Fisheries biologists recommend up 30 to 50 percent plant coverage as a healthy balance. If your pond or lake has fewer plants than this, you may not even have a problem.
ARE TRIPLOID GRASS CARP THE ANSWER?
To best determine whether triploid grass carp can solve your plant problem you must answer the following questions:
WHAT TYPE OF PLANT IS CAUSING THE PROBLEM?
Photographs of the most common problem plants are found on two other pages:
Common Aquatic Plants Typically Controlled By Triploid Grass Carp
Common Aquatic Plants Typically Not Controlled By Triploid Grass Carp
To identify your problem plants check the aquatic plant photographs provided by the University of Florida, or contact the Department of Environmental Protection’s Bureau of Invasive Plant Management Regional Office nearest you. A black and white handout that you can easily print to help you identify common Florida aquatic plants is also available.
Triploid grass carp have definite preferences for certain types of plants. Others they will not eat at all. Once you have identified the problem plant, check our feeding preferences list.
WHAT ARE MY OTHER PLANT CONTROL OPTIONS?
There are two other plant control options, which can be used either separately or in conjunction with grass carp. Mechanical control uses machinery to harvest and remove the problem vegetation from the water. Chemical control (herbicides) can be more specific to a particular type of plant and, like mechanical control, can target specific areas within the water body.
Note: Using mechanical or chemical control may require a permit from the Department of Environmental Protection’s Bureau of Invasive Plant Management.
WHAT DO I NEED TO KNOW ABOUT TRIPLOID GRASS CARP?
Cost: Triploid grass carp cost between $5 and $15 each and are usually stocked at three to ten fish per acre, resulting in costs as low as $15 per acre. In comparison, herbicides cost between $100 and $500 per acre and mechanical control may cost more than twice that.
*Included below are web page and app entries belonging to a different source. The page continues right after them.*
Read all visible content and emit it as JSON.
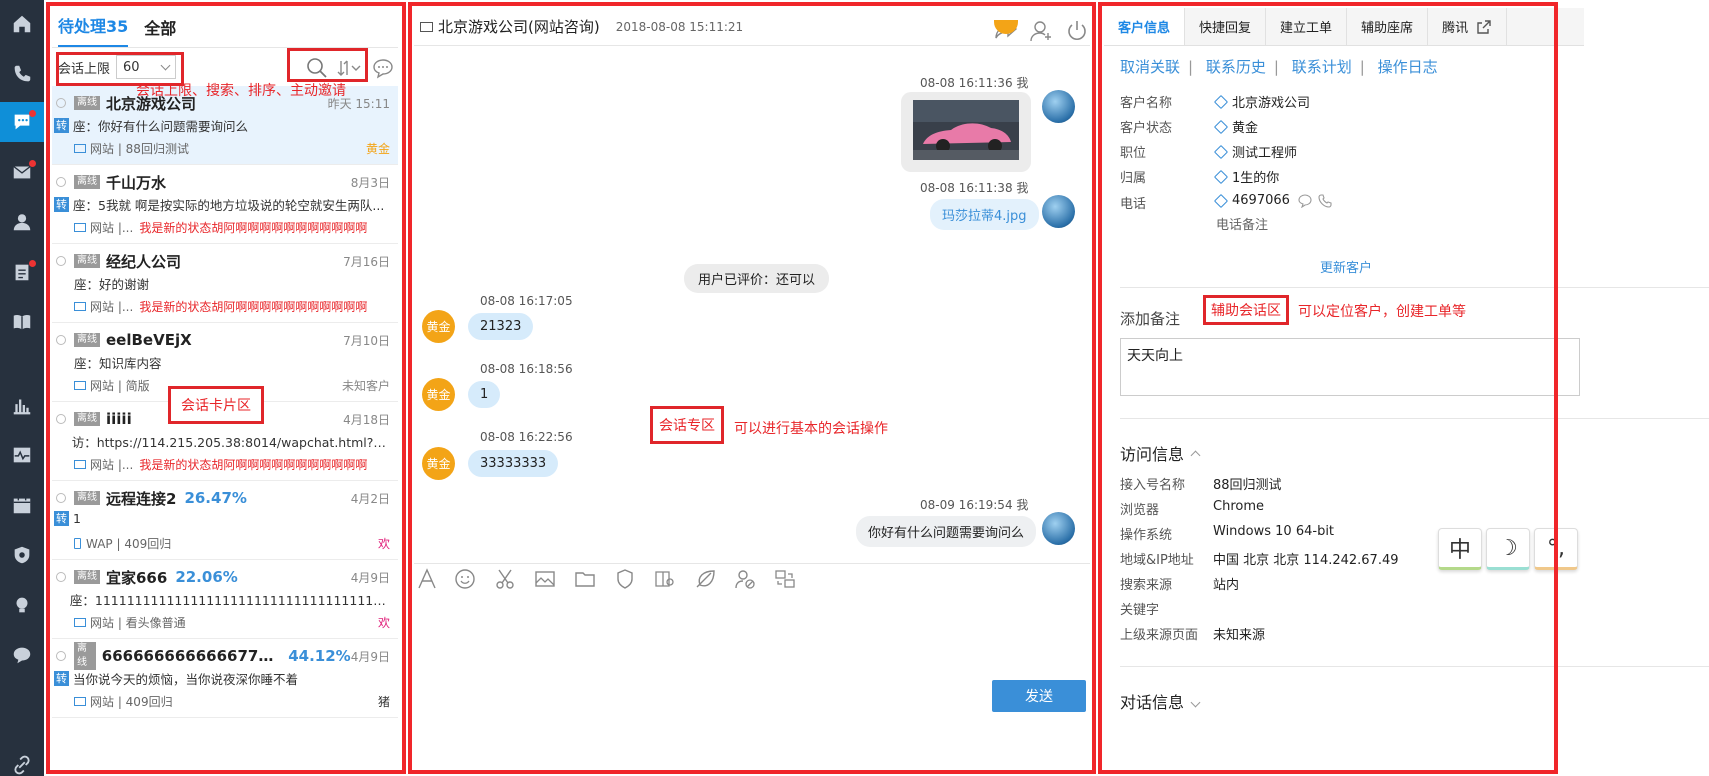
{
  "nav": {
    "icons": [
      "home-icon",
      "phone-icon",
      "chat-icon",
      "mail-icon",
      "user-icon",
      "clipboard-icon",
      "book-icon",
      "bar-chart-icon",
      "pulse-icon",
      "calendar-icon",
      "shield-icon",
      "bulb-icon",
      "comment-icon",
      "link-icon"
    ],
    "active_color": "#0f8fd8",
    "bg_color": "#27313e"
  },
  "left": {
    "tab_pending": "待处理35",
    "tab_all": "全部",
    "limit_label": "会话上限",
    "limit_value": "60",
    "toolbar_note": "会话上限、搜索、排序、主动邀请",
    "card_area_label": "会话卡片区",
    "cards": [
      {
        "status": "离线",
        "name": "北京游戏公司",
        "pct": "",
        "date": "昨天 15:11",
        "zhuan": "转",
        "msg": "座：你好有什么问题需要询问么",
        "channel": "网站 | 88回归测试",
        "state": "",
        "tag": "黄金",
        "tag_color": "#f3a417",
        "device": "pc"
      },
      {
        "status": "离线",
        "name": "千山万水",
        "pct": "",
        "date": "8月3日",
        "zhuan": "转",
        "msg": "座：5我就 啊是按实际的地方垃圾说的轮空就安生两队...",
        "channel": "网站 |...",
        "state": "我是新的状态胡阿啊啊啊啊啊啊啊啊啊啊啊",
        "tag": "",
        "tag_color": "",
        "device": "pc"
      },
      {
        "status": "离线",
        "name": "经纪人公司",
        "pct": "",
        "date": "7月16日",
        "zhuan": "",
        "msg": "座：好的谢谢",
        "channel": "网站 |...",
        "state": "我是新的状态胡阿啊啊啊啊啊啊啊啊啊啊啊",
        "tag": "",
        "tag_color": "",
        "device": "pc"
      },
      {
        "status": "离线",
        "name": "eelBeVEjX",
        "pct": "",
        "date": "7月10日",
        "zhuan": "",
        "msg": "座：知识库内容",
        "channel": "网站 | 简版",
        "state": "",
        "tag": "未知客户",
        "tag_color": "#888888",
        "device": "pc"
      },
      {
        "status": "离线",
        "name": "iiiii",
        "pct": "",
        "date": "4月18日",
        "zhuan": "",
        "msg": "访：https://114.215.205.38:8014/wapchat.html?accessI...",
        "channel": "网站 |...",
        "state": "我是新的状态胡阿啊啊啊啊啊啊啊啊啊啊啊",
        "tag": "",
        "tag_color": "",
        "device": "pc"
      },
      {
        "status": "离线",
        "name": "远程连接2",
        "pct": "26.47%",
        "date": "4月2日",
        "zhuan": "转",
        "msg": "1",
        "channel": "WAP | 409回归",
        "state": "",
        "tag": "欢",
        "tag_color": "#e0207a",
        "device": "phone"
      },
      {
        "status": "离线",
        "name": "宜家666",
        "pct": "22.06%",
        "date": "4月9日",
        "zhuan": "",
        "msg": "座：1111111111111111111111111111111111111111111111...",
        "channel": "网站 | 看头像普通",
        "state": "",
        "tag": "欢",
        "tag_color": "#e0207a",
        "device": "pc"
      },
      {
        "status": "离线",
        "name": "66666666666667777777...",
        "pct": "44.12%",
        "date": "4月9日",
        "zhuan": "转",
        "msg": "当你说今天的烦恼，当你说夜深你睡不着",
        "channel": "网站 | 409回归",
        "state": "",
        "tag": "猪",
        "tag_color": "#333333",
        "device": "pc"
      }
    ]
  },
  "chat": {
    "title": "北京游戏公司(网站咨询)",
    "datetime": "2018-08-08 15:11:21",
    "messages": [
      {
        "time": "08-08 16:11:36 我"
      },
      {
        "time": "08-08 16:11:38 我",
        "file": "玛莎拉蒂4.jpg"
      },
      {
        "rating": "用户已评价：还可以"
      },
      {
        "time": "08-08 16:17:05",
        "avatar": "黄金",
        "text": "21323"
      },
      {
        "time": "08-08 16:18:56",
        "avatar": "黄金",
        "text": "1"
      },
      {
        "time": "08-08 16:22:56",
        "avatar": "黄金",
        "text": "33333333"
      },
      {
        "time": "08-09 16:19:54 我",
        "text": "你好有什么问题需要询问么"
      }
    ],
    "area_label": "会话专区",
    "area_note": "可以进行基本的会话操作",
    "send_label": "发送"
  },
  "right": {
    "tabs": [
      "客户信息",
      "快捷回复",
      "建立工单",
      "辅助座席",
      "腾讯"
    ],
    "links": [
      "取消关联",
      "联系历史",
      "联系计划",
      "操作日志"
    ],
    "fields": [
      {
        "label": "客户名称",
        "value": "北京游戏公司"
      },
      {
        "label": "客户状态",
        "value": "黄金"
      },
      {
        "label": "职位",
        "value": "测试工程师"
      },
      {
        "label": "归属",
        "value": "1生的你"
      },
      {
        "label": "电话",
        "value": "4697066"
      }
    ],
    "phone_note": "电话备注",
    "update_label": "更新客户",
    "add_note_label": "添加备注",
    "assist_label": "辅助会话区",
    "assist_note": "可以定位客户，创建工单等",
    "note_value": "天天向上",
    "visit_title": "访问信息",
    "visit": [
      {
        "label": "接入号名称",
        "value": "88回归测试"
      },
      {
        "label": "浏览器",
        "value": "Chrome"
      },
      {
        "label": "操作系统",
        "value": "Windows 10 64-bit"
      },
      {
        "label": "地域&IP地址",
        "value": "中国 北京 北京 114.242.67.49"
      },
      {
        "label": "搜索来源",
        "value": "站内"
      },
      {
        "label": "关键字",
        "value": ""
      },
      {
        "label": "上级来源页面",
        "value": "未知来源"
      }
    ],
    "dialog_title": "对话信息",
    "ime": [
      "中",
      "☽",
      "°,"
    ]
  },
  "accent": "#3a8fd8",
  "annotation_color": "#e8262a"
}
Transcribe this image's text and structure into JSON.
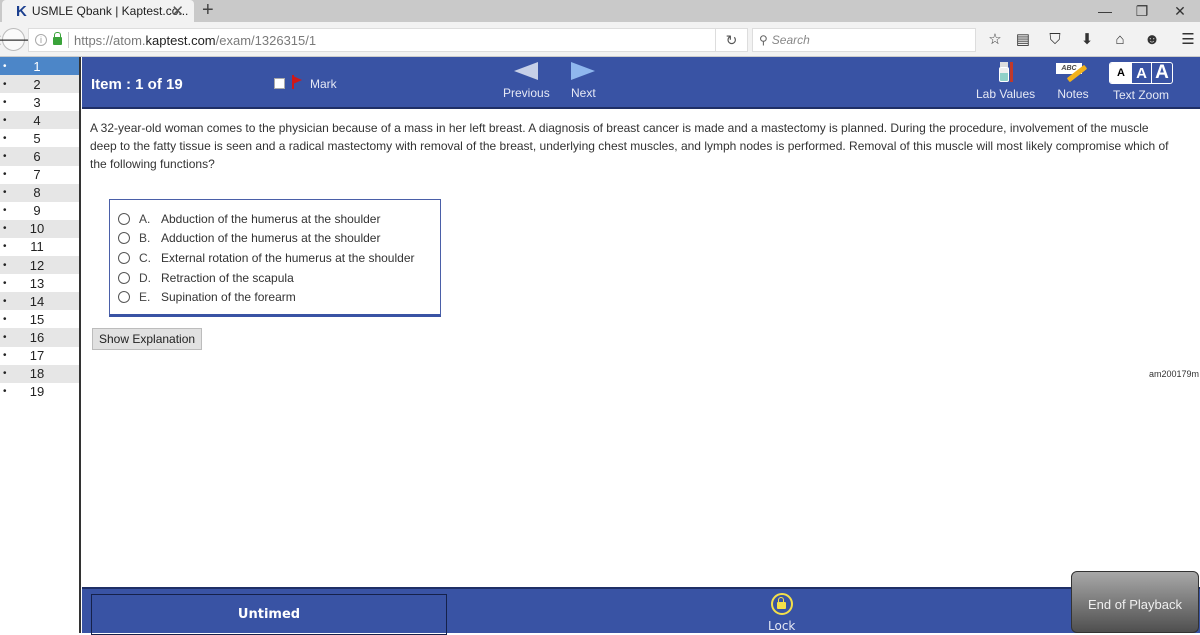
{
  "browser": {
    "tab_title": "USMLE Qbank | Kaptest.co...",
    "tab_logo": "K",
    "url_prefix": "https://atom.",
    "url_domain": "kaptest.com",
    "url_path": "/exam/1326315/1",
    "search_placeholder": "Search",
    "toolbar_icons": [
      "star-icon",
      "reading-list-icon",
      "pocket-icon",
      "download-icon",
      "home-icon",
      "smiley-icon",
      "menu-icon"
    ]
  },
  "sidebar": {
    "items": [
      {
        "num": "1",
        "active": true
      },
      {
        "num": "2"
      },
      {
        "num": "3"
      },
      {
        "num": "4"
      },
      {
        "num": "5"
      },
      {
        "num": "6"
      },
      {
        "num": "7"
      },
      {
        "num": "8"
      },
      {
        "num": "9"
      },
      {
        "num": "10"
      },
      {
        "num": "11"
      },
      {
        "num": "12"
      },
      {
        "num": "13"
      },
      {
        "num": "14"
      },
      {
        "num": "15"
      },
      {
        "num": "16"
      },
      {
        "num": "17"
      },
      {
        "num": "18"
      },
      {
        "num": "19"
      }
    ]
  },
  "header": {
    "item_label": "Item : 1 of 19",
    "mark_label": "Mark",
    "previous_label": "Previous",
    "next_label": "Next",
    "lab_values_label": "Lab Values",
    "notes_label": "Notes",
    "notes_icon_text": "ABC",
    "text_zoom_label": "Text Zoom",
    "zoom_options": [
      "A",
      "A",
      "A"
    ]
  },
  "question": {
    "stem": "A 32-year-old woman comes to the physician because of a mass in her left breast. A diagnosis of breast cancer is made and a mastectomy is planned. During the procedure, involvement of the muscle deep to the fatty tissue is seen and a radical mastectomy with removal of the breast, underlying chest muscles, and lymph nodes is performed. Removal of this muscle will most likely compromise which of the following functions?",
    "choices": [
      {
        "letter": "A.",
        "text": "Abduction of the humerus at the shoulder"
      },
      {
        "letter": "B.",
        "text": "Adduction of the humerus at the shoulder"
      },
      {
        "letter": "C.",
        "text": "External rotation of the humerus at the shoulder"
      },
      {
        "letter": "D.",
        "text": "Retraction of the scapula"
      },
      {
        "letter": "E.",
        "text": "Supination of the forearm"
      }
    ],
    "show_explanation_label": "Show Explanation",
    "question_id": "am200179m"
  },
  "footer": {
    "timer_label": "Untimed",
    "lock_label": "Lock",
    "end_playback_label": "End of Playback"
  },
  "colors": {
    "brand_blue": "#3953a4",
    "active_item": "#4c86c8",
    "mark_flag": "#d01818",
    "lock_yellow": "#f4e04a"
  }
}
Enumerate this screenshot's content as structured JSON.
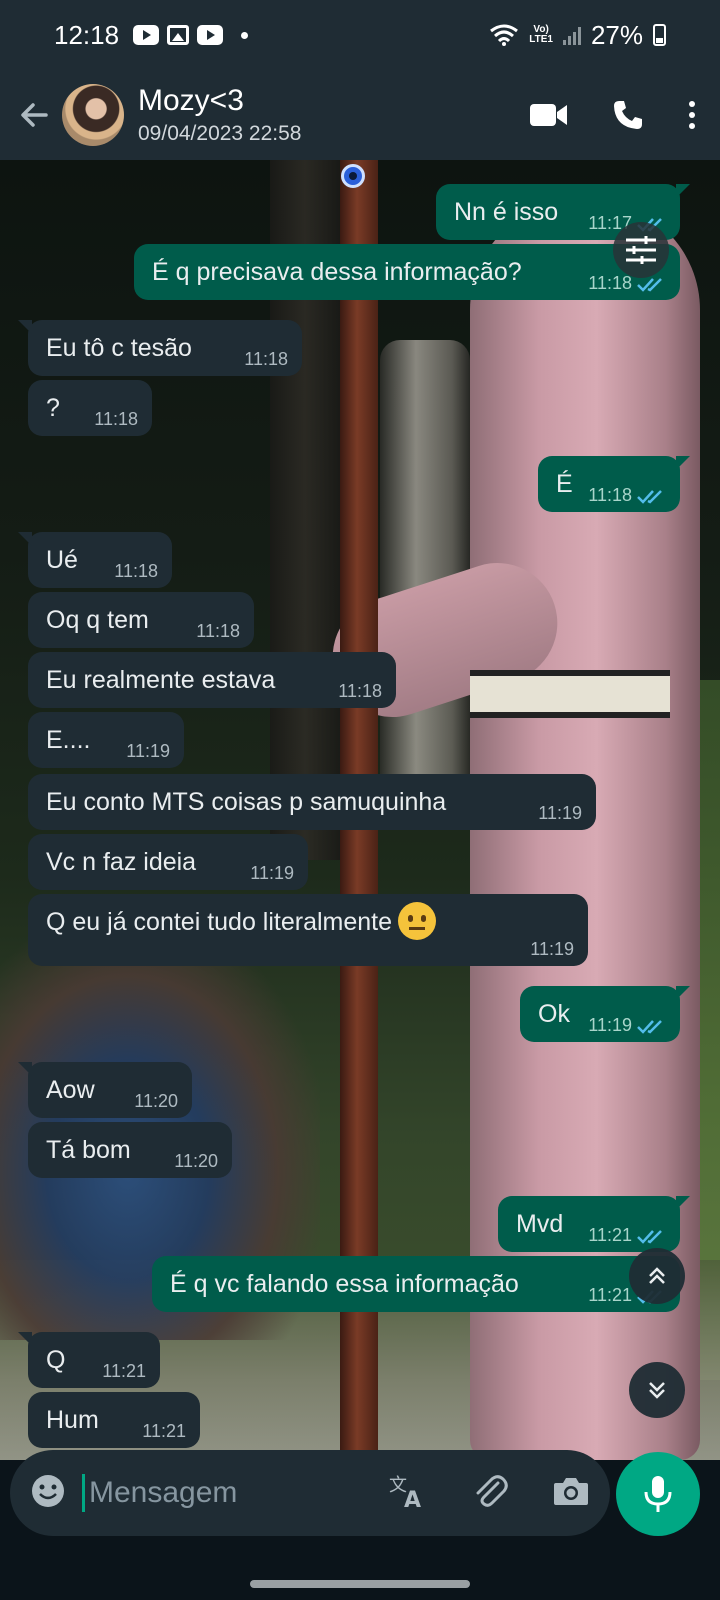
{
  "status_bar": {
    "time": "12:18",
    "volte_top": "Vo)",
    "volte_bottom": "LTE1",
    "battery": "27%"
  },
  "header": {
    "contact_name": "Mozy<3",
    "subtitle": "09/04/2023 22:58",
    "icons": [
      "back-arrow-icon",
      "video-call-icon",
      "voice-call-icon",
      "more-options-icon"
    ]
  },
  "messages": [
    {
      "dir": "out",
      "text": "Nn é isso",
      "time": "11:17"
    },
    {
      "dir": "out",
      "text": "É q precisava dessa informação?",
      "time": "11:18"
    },
    {
      "dir": "in",
      "text": "Eu tô c tesão",
      "time": "11:18"
    },
    {
      "dir": "in",
      "text": "?",
      "time": "11:18"
    },
    {
      "dir": "out",
      "text": "É",
      "time": "11:18"
    },
    {
      "dir": "in",
      "text": "Ué",
      "time": "11:18"
    },
    {
      "dir": "in",
      "text": "Oq q tem",
      "time": "11:18"
    },
    {
      "dir": "in",
      "text": "Eu realmente estava",
      "time": "11:18"
    },
    {
      "dir": "in",
      "text": "E....",
      "time": "11:19"
    },
    {
      "dir": "in",
      "text": "Eu conto MTS coisas p samuquinha",
      "time": "11:19"
    },
    {
      "dir": "in",
      "text": "Vc n faz ideia",
      "time": "11:19"
    },
    {
      "dir": "in",
      "text": "Q eu já contei tudo literalmente",
      "time": "11:19",
      "emoji": "neutral-face"
    },
    {
      "dir": "out",
      "text": "Ok",
      "time": "11:19"
    },
    {
      "dir": "in",
      "text": "Aow",
      "time": "11:20"
    },
    {
      "dir": "in",
      "text": "Tá bom",
      "time": "11:20"
    },
    {
      "dir": "out",
      "text": "Mvd",
      "time": "11:21"
    },
    {
      "dir": "out",
      "text": "É q vc falando essa informação",
      "time": "11:21"
    },
    {
      "dir": "in",
      "text": "Q",
      "time": "11:21"
    },
    {
      "dir": "in",
      "text": "Hum",
      "time": "11:21"
    }
  ],
  "input": {
    "placeholder": "Mensagem",
    "icons": [
      "emoji-icon",
      "translate-icon",
      "attach-icon",
      "camera-icon",
      "mic-icon"
    ]
  },
  "colors": {
    "header_bg": "#1f2c34",
    "incoming_bubble": "#1f2c34",
    "outgoing_bubble": "#005c4b",
    "accent": "#00a884",
    "read_tick": "#53bdeb"
  }
}
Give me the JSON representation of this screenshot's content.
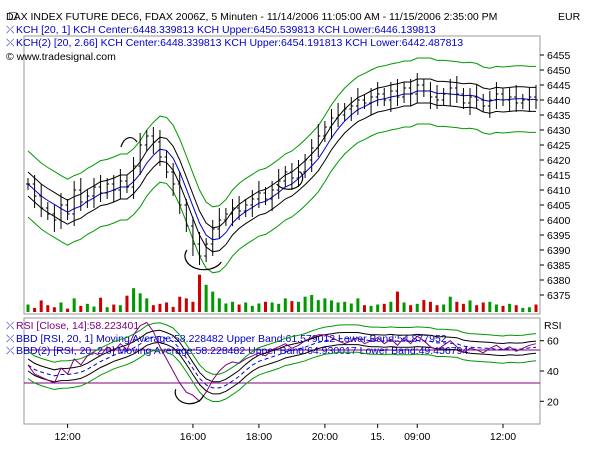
{
  "header": {
    "title": "DAX INDEX FUTURE DEC6, FDAX 2006Z, 5 Minuten - 11/14/2006 11:05:00 AM - 11/15/2006 2:35:00 PM",
    "currency": "EUR",
    "kch1_label": "KCH [20, 1] KCH Center:6448.339813 KCH Upper:6450.539813 KCH Lower:6446.139813",
    "kch2_label": "KCH(2) [20, 2.66] KCH Center:6448.339813 KCH Upper:6454.191813 KCH Lower:6442.487813",
    "source": "© www.tradesignal.com"
  },
  "lower_panel": {
    "rsi_label": "RSI [Close, 14]:58.223401",
    "bbd1_label": "BBD [RSI, 20, 1] Moving Average:58.228482 Upper Band:61.579012 Lower Band:54.877952",
    "bbd2_label": "BBD(2) [RSI, 20, 2.0] Moving Average:58.228482 Upper Band:64.930017 Lower Band:49.456794",
    "axis_title": "RSI"
  },
  "colors": {
    "kch_inner": "#0000cc",
    "kch_inner_bands": "#000000",
    "kch_outer_bands": "#009900",
    "rsi": "#800080",
    "bbd_ma": "#0000cc",
    "bbd1_bands": "#000000",
    "bbd2_bands": "#009900",
    "volume_up": "#009900",
    "volume_down": "#cc0000",
    "annotation": "#000000"
  },
  "chart_data": {
    "type": "ohlc",
    "x_ticks": [
      "12:00",
      "16:00",
      "18:00",
      "20:00",
      "15.",
      "09:00",
      "12:00"
    ],
    "price_axis": {
      "ticks": [
        6375,
        6380,
        6385,
        6390,
        6395,
        6400,
        6405,
        6410,
        6415,
        6420,
        6425,
        6430,
        6435,
        6440,
        6445,
        6450,
        6455
      ],
      "ylim": [
        6370,
        6460
      ]
    },
    "rsi_axis": {
      "ticks": [
        20,
        40,
        60
      ],
      "ylim": [
        5,
        75
      ],
      "reference_lines": [
        30,
        70
      ]
    },
    "bar_count": 78,
    "close": [
      6412,
      6408,
      6404,
      6402,
      6400,
      6405,
      6402,
      6410,
      6406,
      6408,
      6411,
      6409,
      6412,
      6410,
      6413,
      6411,
      6418,
      6425,
      6428,
      6426,
      6421,
      6416,
      6412,
      6405,
      6398,
      6392,
      6388,
      6392,
      6397,
      6400,
      6402,
      6404,
      6403,
      6405,
      6407,
      6409,
      6407,
      6410,
      6413,
      6416,
      6414,
      6416,
      6420,
      6424,
      6428,
      6431,
      6434,
      6435,
      6437,
      6438,
      6440,
      6439,
      6441,
      6442,
      6440,
      6443,
      6441,
      6444,
      6442,
      6445,
      6443,
      6441,
      6440,
      6442,
      6444,
      6442,
      6439,
      6441,
      6440,
      6438,
      6440,
      6442,
      6440,
      6441,
      6439,
      6440,
      6441,
      6440
    ],
    "volume": [
      22,
      12,
      34,
      20,
      14,
      28,
      10,
      40,
      18,
      24,
      16,
      42,
      14,
      22,
      20,
      48,
      70,
      55,
      40,
      20,
      24,
      28,
      15,
      45,
      40,
      30,
      110,
      80,
      60,
      40,
      25,
      30,
      22,
      28,
      18,
      25,
      30,
      28,
      24,
      40,
      32,
      30,
      45,
      50,
      35,
      40,
      34,
      28,
      30,
      25,
      40,
      20,
      18,
      22,
      24,
      30,
      60,
      28,
      20,
      24,
      35,
      30,
      20,
      22,
      45,
      30,
      24,
      34,
      20,
      28,
      30,
      22,
      18,
      24,
      20,
      12,
      14,
      22
    ],
    "rsi_values": [
      44,
      38,
      36,
      34,
      32,
      42,
      38,
      48,
      44,
      50,
      52,
      50,
      56,
      53,
      58,
      54,
      64,
      70,
      72,
      66,
      56,
      48,
      40,
      32,
      26,
      24,
      20,
      26,
      34,
      40,
      44,
      46,
      45,
      48,
      50,
      52,
      50,
      54,
      56,
      58,
      55,
      57,
      60,
      62,
      64,
      64,
      62,
      60,
      58,
      60,
      62,
      58,
      60,
      62,
      58,
      61,
      57,
      62,
      58,
      63,
      60,
      56,
      54,
      57,
      60,
      56,
      52,
      55,
      54,
      52,
      55,
      57,
      54,
      56,
      53,
      55,
      57,
      58
    ]
  }
}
Time: Grass carp usually take six months to a year to be effective in reducing problem vegetation, although they provide much longer term control than other methods, often up to five years before restocking is necessary. When used in conjunction with an initial herbicide treatment, control of problem vegetation can be achieved quickly, and fewer carp are required to maintain the desired level of vegetation.
Overstocking: Once stocked in a lake or pond, carp are very difficult to remove. If overstocking occurs, it may be ten years or more before the vegetation community recovers. Even after carp are removed, other herbivores such as turtles may prevent the regrowth of vegetation.
Water Clarity: Aquatic plants remove nutrients in the water. When plants are removed, nutrients may then be utilized by phytoplankton, turning the water green. Clarity may be improved by reducing or eliminating sources of nutrients into the lake such as road runoff and lawn fertilizer.
Inflows/Outflows: It is in the best interest of people stocking carp to keep them in the desired lake or pond. It is also a required condition of the permit. Any inflows or outflows through which carp could escape into other waters require barriers to prevent fish from escaping into waters not permitted.
Apply (or Amend) Permit Online
CURRENT PERMITTED TRIPLOID GRASS CARP SOURCES
Once you have your permit, you can order fish from any of the listed suppliers.
Source: Pond & Garden Lifestyle May/June & July/August 2008